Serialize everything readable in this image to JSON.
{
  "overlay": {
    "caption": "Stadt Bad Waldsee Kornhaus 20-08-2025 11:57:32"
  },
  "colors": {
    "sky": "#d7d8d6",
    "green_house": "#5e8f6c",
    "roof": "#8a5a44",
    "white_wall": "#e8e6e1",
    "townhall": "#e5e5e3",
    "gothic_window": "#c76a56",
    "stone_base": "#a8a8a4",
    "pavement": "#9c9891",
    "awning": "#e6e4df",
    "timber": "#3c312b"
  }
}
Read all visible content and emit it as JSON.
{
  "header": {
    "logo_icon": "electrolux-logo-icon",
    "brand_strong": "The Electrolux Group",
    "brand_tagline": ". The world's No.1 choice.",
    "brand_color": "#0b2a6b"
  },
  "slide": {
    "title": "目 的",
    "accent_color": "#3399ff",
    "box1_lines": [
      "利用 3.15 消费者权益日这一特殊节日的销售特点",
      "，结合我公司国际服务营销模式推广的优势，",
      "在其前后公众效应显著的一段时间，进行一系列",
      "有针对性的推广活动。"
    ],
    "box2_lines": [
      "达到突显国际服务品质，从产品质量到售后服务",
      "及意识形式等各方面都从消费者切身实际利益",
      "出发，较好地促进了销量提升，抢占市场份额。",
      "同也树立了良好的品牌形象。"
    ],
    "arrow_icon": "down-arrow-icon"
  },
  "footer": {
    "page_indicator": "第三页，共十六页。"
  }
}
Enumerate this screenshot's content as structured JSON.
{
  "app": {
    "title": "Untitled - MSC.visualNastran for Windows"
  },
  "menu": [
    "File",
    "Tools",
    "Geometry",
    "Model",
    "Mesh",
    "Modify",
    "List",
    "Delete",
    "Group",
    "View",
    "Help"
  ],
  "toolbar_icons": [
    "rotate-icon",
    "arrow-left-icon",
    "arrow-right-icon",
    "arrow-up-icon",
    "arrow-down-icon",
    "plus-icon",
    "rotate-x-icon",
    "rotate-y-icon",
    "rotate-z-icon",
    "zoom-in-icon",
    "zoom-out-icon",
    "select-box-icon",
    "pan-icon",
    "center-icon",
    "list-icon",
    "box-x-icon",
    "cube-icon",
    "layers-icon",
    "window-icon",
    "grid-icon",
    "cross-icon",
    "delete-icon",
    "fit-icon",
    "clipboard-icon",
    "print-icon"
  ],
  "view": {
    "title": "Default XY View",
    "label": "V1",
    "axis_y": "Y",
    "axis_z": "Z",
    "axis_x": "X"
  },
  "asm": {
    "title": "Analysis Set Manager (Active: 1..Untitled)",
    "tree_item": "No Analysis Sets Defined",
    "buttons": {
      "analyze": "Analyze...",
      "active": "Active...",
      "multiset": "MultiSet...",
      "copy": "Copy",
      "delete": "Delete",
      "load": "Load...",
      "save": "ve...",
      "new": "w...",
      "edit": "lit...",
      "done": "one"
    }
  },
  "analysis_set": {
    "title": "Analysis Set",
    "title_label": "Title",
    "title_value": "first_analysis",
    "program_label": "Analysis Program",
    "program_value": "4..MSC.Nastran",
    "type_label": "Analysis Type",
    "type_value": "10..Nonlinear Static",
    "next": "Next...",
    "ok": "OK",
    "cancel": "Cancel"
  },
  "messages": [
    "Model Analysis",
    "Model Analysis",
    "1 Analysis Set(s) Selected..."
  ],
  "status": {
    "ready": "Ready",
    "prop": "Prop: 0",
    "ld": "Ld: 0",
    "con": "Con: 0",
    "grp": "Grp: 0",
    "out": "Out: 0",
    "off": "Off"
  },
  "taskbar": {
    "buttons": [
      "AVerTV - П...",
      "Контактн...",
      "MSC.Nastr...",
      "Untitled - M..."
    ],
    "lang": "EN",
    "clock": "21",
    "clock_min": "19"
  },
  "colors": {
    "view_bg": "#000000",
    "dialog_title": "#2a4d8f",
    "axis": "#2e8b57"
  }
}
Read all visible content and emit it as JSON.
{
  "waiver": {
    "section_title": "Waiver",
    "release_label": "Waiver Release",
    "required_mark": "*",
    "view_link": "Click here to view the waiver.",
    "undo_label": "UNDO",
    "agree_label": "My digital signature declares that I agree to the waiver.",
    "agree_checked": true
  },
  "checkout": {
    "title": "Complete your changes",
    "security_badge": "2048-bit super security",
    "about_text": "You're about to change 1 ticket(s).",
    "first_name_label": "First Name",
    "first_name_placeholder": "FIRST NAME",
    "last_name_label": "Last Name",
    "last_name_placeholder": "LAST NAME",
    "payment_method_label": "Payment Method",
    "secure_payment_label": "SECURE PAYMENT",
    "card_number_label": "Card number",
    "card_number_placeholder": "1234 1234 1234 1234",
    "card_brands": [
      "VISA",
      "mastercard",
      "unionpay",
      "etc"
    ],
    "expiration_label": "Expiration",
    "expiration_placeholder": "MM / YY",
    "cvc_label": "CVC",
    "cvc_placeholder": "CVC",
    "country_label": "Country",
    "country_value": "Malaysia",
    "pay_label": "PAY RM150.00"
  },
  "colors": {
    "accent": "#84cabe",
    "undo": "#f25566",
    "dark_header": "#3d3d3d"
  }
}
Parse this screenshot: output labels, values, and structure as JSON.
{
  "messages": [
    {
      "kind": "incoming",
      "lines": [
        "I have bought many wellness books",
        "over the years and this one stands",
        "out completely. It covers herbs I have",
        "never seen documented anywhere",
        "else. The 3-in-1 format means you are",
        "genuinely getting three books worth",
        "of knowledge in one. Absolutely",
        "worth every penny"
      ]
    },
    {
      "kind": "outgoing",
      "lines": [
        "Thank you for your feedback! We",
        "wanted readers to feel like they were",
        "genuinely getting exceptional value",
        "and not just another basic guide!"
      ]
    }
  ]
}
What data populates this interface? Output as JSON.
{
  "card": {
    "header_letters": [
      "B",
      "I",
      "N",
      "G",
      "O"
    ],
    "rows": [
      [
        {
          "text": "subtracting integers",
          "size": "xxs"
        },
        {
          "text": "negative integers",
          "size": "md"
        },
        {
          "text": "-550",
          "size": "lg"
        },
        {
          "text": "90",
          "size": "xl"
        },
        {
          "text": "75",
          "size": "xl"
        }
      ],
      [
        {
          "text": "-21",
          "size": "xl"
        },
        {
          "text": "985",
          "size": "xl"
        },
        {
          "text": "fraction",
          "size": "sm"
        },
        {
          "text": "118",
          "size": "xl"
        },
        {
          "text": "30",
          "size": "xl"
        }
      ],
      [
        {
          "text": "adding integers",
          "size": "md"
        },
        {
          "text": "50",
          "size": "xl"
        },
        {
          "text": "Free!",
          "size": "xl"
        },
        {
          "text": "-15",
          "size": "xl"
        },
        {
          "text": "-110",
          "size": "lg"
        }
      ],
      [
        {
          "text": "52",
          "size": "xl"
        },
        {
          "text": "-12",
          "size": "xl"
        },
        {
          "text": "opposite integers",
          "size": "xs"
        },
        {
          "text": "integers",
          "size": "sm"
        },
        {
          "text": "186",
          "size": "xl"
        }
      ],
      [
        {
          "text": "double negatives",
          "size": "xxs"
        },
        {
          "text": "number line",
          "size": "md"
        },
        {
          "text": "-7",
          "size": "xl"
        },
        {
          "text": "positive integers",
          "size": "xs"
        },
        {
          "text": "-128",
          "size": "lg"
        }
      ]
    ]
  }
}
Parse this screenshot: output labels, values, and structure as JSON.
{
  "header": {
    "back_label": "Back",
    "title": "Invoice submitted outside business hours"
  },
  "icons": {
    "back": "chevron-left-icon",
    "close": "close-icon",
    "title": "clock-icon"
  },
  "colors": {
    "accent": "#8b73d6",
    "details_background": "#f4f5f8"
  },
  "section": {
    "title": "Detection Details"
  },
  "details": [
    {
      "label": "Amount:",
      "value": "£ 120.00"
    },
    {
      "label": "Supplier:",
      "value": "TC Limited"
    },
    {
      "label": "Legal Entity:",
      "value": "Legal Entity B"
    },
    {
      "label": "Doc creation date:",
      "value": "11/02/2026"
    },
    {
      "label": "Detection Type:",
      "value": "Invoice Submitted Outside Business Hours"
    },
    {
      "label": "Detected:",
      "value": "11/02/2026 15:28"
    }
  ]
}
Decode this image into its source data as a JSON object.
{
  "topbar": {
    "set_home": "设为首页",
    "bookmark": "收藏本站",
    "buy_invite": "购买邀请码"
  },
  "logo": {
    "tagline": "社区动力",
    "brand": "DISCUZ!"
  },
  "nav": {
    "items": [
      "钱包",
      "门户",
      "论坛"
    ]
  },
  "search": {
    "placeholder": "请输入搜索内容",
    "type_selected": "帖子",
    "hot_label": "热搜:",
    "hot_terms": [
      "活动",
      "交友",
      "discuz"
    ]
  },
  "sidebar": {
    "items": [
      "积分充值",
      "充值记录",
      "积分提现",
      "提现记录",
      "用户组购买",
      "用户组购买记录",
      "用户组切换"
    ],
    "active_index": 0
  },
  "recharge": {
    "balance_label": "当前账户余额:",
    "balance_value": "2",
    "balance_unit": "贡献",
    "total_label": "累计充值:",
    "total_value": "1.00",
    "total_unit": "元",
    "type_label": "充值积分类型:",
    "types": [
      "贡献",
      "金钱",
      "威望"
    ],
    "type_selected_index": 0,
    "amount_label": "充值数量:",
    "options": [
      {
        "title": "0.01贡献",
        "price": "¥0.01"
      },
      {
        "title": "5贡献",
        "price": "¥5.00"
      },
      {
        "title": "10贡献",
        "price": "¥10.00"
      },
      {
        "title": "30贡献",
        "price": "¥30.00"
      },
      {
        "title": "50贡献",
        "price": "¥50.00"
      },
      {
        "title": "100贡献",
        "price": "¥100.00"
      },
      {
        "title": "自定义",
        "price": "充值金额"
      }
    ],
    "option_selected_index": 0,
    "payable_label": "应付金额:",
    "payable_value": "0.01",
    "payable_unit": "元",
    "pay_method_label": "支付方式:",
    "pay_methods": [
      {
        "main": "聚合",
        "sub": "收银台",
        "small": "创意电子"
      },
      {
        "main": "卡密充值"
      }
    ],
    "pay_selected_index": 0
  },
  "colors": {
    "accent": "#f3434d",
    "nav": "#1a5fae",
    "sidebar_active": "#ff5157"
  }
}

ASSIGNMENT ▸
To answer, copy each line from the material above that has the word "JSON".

WRITTEN ANSWER ▸
Serialize everything readable in this image to JSON.
Read all visible content and emit it as JSON.
Enumerate this screenshot's content as structured JSON.
Read all visible content and emit it as JSON.
Parse this screenshot: output labels, values, and structure as JSON.
What data populates this interface? Output as JSON.
Parse this screenshot: output labels, values, and structure as JSON.
Decode this image into its source data as a JSON object.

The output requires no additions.